This study introduces the real working situations of mail survey practices in Japan and also examines the effects of a number of mail response inducement techniques and their combinations on rates and speed of response as follows: how many questionnaires were returned as undeliverable by the post office on average; using S-shape curve to estimate response rates; discrepancies between the date filled out questionnaires and the date mailed it; quality of contents answered including questionnaire item omission, who answers questionnaires, stability or consist ency and accuracy of responses; comparing respondents composition of demographic character istics with the distribution of the registers to resident's cards; comparison of demographic characteristics and response quality of early versus late respondents; effects of telephone call and postcard follow-ups on returns; effects of questionnaire appearence on responses including different combinations of postage on outgoing and return envelopes, survey sponsorship labeling, colored questionnaire paper, double-sided printing versus single-sided printing questionnaires, perceived questionnaire size and length.
The purposes of this paper are to discuss 1)sampling design and selection procedures and 2)the task of the interviewer in carrying out household visits, which is an element of survey practice.

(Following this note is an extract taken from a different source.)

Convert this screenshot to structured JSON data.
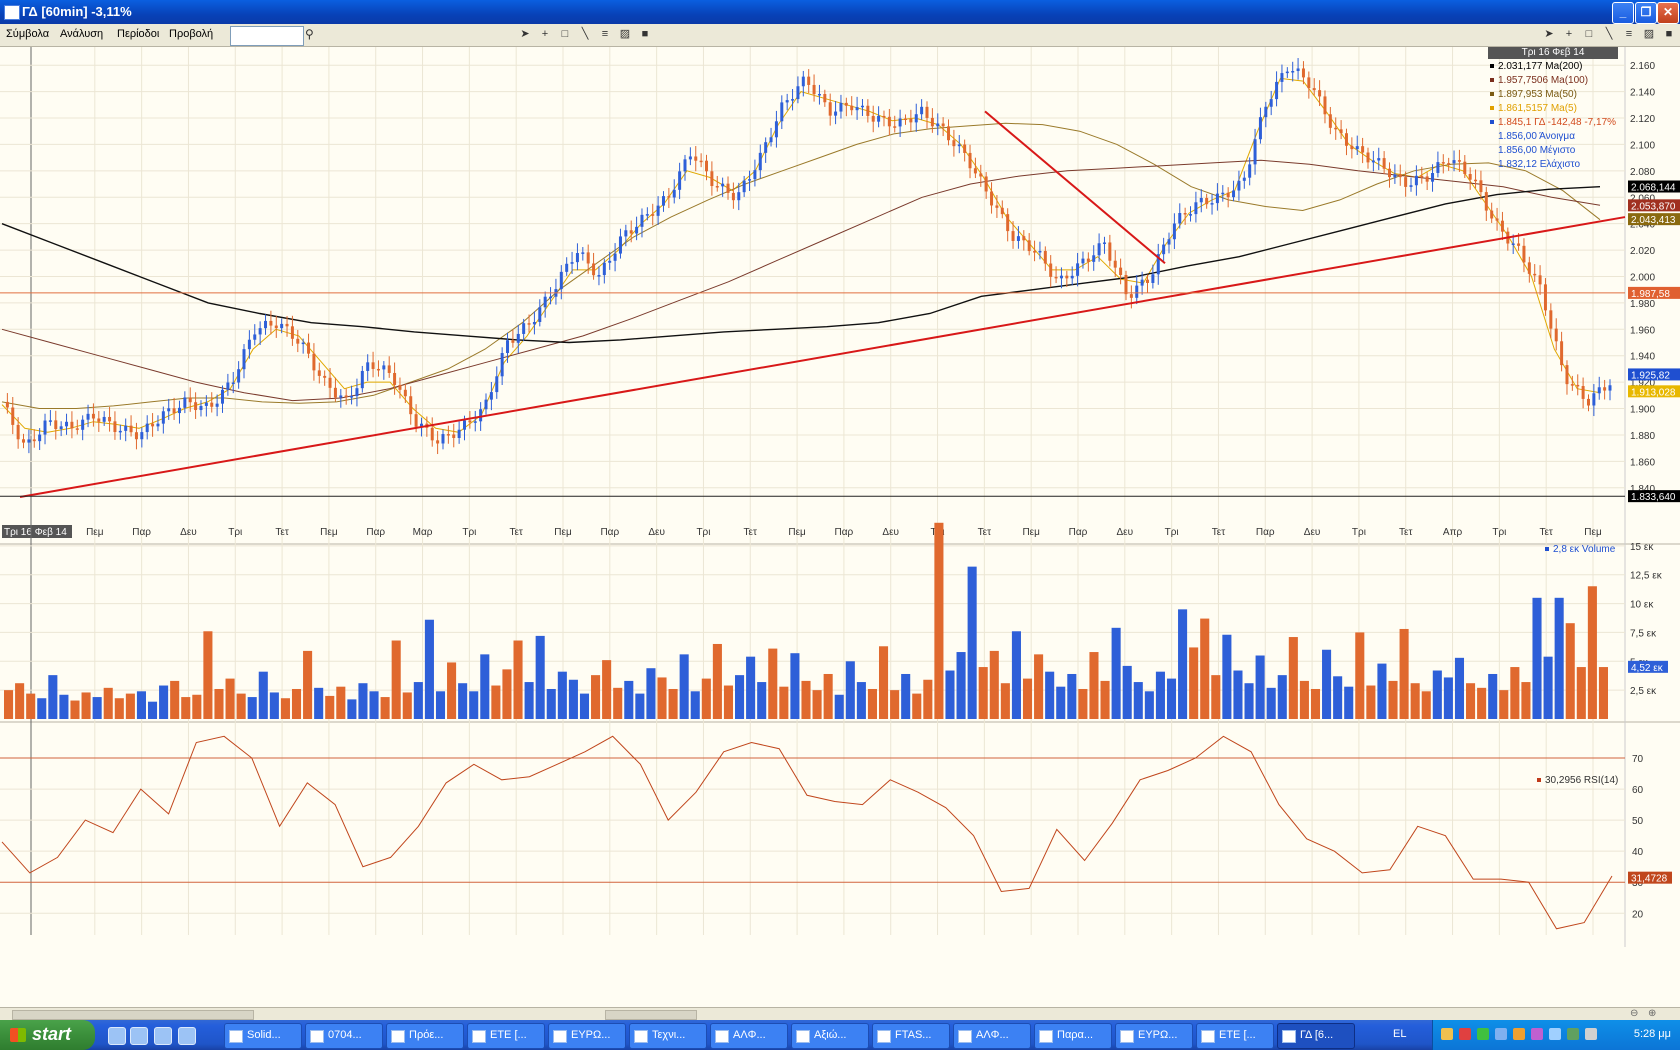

This discussion is based on continuous cross-national studies conducted by the Institute of Statistical Mathematics, beginning with a survey of Japanese-Americans in Honolulu in the 1970s, up to and including a1993survey in Holland. In cross-national surveys which use social data, we face problems of standardization at each stage of the surveys: the definition of population, sampling itself, the survey method, construction of the questionnaire, the selection of questions, and the translation of selected questions to retain comparability. Although these problems are common in domestic surveys, in cross-national comparison there are additional unique issues. Two of these relate to sampling design and subject selection. For sampling design, we make every effort to select samples to meet theoretical requirements. However, in cross-national surveys, there are some issues which can rarely satisfy these conditions. Here, we present in concrete form outlines of sampling designs for surveys we have conducted several countries and regions for our cross-national studies.
The etiology of mixed connective tissue disease(MCTD)still remains unknown and the disease entities named MCTD is not definitely but empirically constructed by the prescribed combination of the signs and symptoms and laboratory findings(SS)which are frequently observed in so-called collagen diseases. Using a clustering technique, internal structure of MCTD has been studied on a mathematical model as to whether it can be divided into smaller groups. Each MCTD case was represented in the form of multidimensional vector shown by the existence or non-existence of 32 SS. The results are as follows: 1. We could not divide MCTD into several subgroups with good reproducibility. 2. However, we sometimes obtained the subgroups which could be characterized by clinical features. It was concluded that the approach shown in this paper could give a working hypothesis to help the further classification of diverse MCTD patients.